**Assignment**. The entries below are to be returned exactly. Include all of them.

[Start of Attachment]

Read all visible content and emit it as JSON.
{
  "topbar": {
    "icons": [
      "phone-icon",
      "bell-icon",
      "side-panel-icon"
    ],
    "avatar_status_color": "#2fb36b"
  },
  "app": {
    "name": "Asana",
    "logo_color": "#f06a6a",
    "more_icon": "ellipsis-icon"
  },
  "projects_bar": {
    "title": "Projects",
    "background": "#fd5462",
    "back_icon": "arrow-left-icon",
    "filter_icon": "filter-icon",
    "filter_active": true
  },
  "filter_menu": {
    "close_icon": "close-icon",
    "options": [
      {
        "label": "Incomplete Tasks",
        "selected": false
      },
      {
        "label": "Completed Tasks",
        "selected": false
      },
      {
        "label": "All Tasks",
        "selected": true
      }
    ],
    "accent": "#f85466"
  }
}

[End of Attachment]

**Response to the task**.
Read all visible content and emit it as JSON.
{
  "topbar": {
    "icons": [
      "phone-icon",
      "bell-icon",
      "side-panel-icon"
    ],
    "avatar_status_color": "#2fb36b"
  },
  "app": {
    "name": "Asana",
    "logo_color": "#f06a6a",
    "more_icon": "ellipsis-icon"
  },
  "projects_bar": {
    "title": "Projects",
    "background": "#fd5462",
    "back_icon": "arrow-left-icon",
    "filter_icon": "filter-icon",
    "filter_active": true
  },
  "filter_menu": {
    "close_icon": "close-icon",
    "options": [
      {
        "label": "Incomplete Tasks",
        "selected": false
      },
      {
        "label": "Completed Tasks",
        "selected": false
      },
      {
        "label": "All Tasks",
        "selected": true
      }
    ],
    "accent": "#f85466"
  }
}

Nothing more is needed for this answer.